Joey Kaufman
Buckeye Xtra
The Fawcett Center at The Ohio State University photographed on Thursday, July 16, 2020. [Fred Squillante/Dispatch]

Faced with tens of millions of dollars in revenue losses due to the coronavirus pandemic, Ohio State’s athletic department announced a fundraising campaign on Thursday aimed at supporting some of its critical expenditures.

Referred to as “Higher Purpose,” the initiative is pursuing donations that will be put toward an athletics excellence fund, according to a news release.

The fund “supports the greatest need of the Department of Athletics as determined by the Athletics Director or the highest ranking official in the Department of Athletics,” as detailed on its website.

The department identified nine critical areas that support athletes across 36 varsity sports teams, involving academic support, athletic training, coaching, facilities, medical, mental health, nutrition, professional development and strength and conditioning. The areas were part of what it referred to as a “circle of care.”=

No other major conference athletic department in the country sponsors as many sports as Ohio State after Stanford announced this summer that it was cutting 11 teams.

OSU athletic director Gene Smith has said the school has no plans to drop any sports despite a sizeable budget hole related to the pandemic.

“In order to maintain that standard of excellence, the department is calling on its friends, donors and Buckeye Nation to support and maintain the people and programs that have set it apart,” the release read.

Last month, the department projected an operating deficit of $107 million over the current fiscal year, which runs through June.

According to a summary document, it has budgeted $73.3 million for operating revenues and $180.8 million for operating expenses.

The gloomy outlook did not include potential media rights revenues that could be realized if the Buckeyes are able to play a football season this fall without significant interruptions. They open against Nebraska next week.

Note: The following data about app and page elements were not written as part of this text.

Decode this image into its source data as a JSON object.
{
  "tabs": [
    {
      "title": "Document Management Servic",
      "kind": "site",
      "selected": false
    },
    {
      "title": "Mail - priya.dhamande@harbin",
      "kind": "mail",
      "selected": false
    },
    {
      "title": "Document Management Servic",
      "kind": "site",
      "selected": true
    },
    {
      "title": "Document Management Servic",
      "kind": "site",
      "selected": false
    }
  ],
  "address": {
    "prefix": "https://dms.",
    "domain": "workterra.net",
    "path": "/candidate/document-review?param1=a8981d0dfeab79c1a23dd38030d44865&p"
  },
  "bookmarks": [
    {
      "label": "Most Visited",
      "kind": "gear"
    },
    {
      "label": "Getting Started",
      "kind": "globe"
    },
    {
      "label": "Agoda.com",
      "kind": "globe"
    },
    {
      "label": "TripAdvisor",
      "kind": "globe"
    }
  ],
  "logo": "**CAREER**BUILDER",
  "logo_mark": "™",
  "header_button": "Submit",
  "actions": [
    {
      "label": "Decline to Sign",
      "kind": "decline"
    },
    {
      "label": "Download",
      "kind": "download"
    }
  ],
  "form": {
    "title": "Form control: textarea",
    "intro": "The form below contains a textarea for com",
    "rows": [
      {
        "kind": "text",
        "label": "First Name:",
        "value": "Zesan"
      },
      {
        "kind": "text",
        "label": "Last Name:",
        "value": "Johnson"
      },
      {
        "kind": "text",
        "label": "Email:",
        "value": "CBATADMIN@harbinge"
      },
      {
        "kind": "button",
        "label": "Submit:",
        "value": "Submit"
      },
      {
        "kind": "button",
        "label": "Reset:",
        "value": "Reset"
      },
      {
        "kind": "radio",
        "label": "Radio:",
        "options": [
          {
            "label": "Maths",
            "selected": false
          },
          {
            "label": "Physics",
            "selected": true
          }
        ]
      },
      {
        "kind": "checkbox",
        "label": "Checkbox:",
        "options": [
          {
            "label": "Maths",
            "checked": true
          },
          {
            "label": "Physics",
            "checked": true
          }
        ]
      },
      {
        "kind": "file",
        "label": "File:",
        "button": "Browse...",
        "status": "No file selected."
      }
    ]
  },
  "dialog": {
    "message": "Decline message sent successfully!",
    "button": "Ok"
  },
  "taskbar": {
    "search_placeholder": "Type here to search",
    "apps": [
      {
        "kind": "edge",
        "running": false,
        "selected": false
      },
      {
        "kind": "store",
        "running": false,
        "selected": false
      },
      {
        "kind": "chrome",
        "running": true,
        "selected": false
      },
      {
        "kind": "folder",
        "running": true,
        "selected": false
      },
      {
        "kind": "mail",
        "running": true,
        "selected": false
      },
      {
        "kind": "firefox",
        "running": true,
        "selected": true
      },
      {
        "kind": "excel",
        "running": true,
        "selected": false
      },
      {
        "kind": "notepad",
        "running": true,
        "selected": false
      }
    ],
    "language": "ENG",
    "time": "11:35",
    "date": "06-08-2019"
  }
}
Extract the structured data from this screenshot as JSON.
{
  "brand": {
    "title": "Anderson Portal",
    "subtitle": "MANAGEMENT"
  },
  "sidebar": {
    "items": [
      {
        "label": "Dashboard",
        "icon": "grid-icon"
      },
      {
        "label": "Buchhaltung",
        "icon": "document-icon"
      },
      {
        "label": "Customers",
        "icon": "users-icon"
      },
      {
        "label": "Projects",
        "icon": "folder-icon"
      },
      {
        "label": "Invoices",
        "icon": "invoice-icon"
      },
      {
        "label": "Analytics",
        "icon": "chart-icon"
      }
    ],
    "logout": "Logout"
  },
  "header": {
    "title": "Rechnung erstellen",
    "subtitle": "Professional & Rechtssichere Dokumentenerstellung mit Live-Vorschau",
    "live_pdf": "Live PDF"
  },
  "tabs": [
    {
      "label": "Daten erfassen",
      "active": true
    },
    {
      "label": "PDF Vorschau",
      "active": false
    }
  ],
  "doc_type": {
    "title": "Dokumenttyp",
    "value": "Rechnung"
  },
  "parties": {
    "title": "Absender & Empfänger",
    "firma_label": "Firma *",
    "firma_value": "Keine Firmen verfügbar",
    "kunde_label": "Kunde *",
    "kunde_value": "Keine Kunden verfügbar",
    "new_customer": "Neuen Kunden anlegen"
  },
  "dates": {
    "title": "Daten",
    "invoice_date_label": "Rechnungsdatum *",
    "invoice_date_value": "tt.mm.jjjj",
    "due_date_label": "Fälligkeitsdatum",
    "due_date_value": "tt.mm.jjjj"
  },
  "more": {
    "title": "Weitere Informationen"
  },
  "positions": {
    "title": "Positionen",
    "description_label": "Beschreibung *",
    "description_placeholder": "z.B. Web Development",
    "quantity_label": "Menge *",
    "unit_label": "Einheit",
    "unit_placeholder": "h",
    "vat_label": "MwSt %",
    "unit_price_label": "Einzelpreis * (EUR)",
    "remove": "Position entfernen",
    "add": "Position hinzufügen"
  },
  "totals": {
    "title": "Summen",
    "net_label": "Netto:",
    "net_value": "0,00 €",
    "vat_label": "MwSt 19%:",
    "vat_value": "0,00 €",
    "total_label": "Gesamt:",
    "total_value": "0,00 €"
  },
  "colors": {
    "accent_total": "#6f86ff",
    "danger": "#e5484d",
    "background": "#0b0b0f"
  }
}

But the losses are expected to remain steep as no fans will be permitted to attend games this season, eliminating the top source of revenue for the department.

Revenues from ticket sales eclipsed $50 million in recent years, along with other gameday income related to parking, concessions, merchandise and more.

In addition to its fundraising efforts, the department is pursuing a loan from the university to help manage its deficit.

No terms have been finalized. The loan is expected to be repaid over a period of time, Smith said.

The department does not receive subsidies from the school or state funding.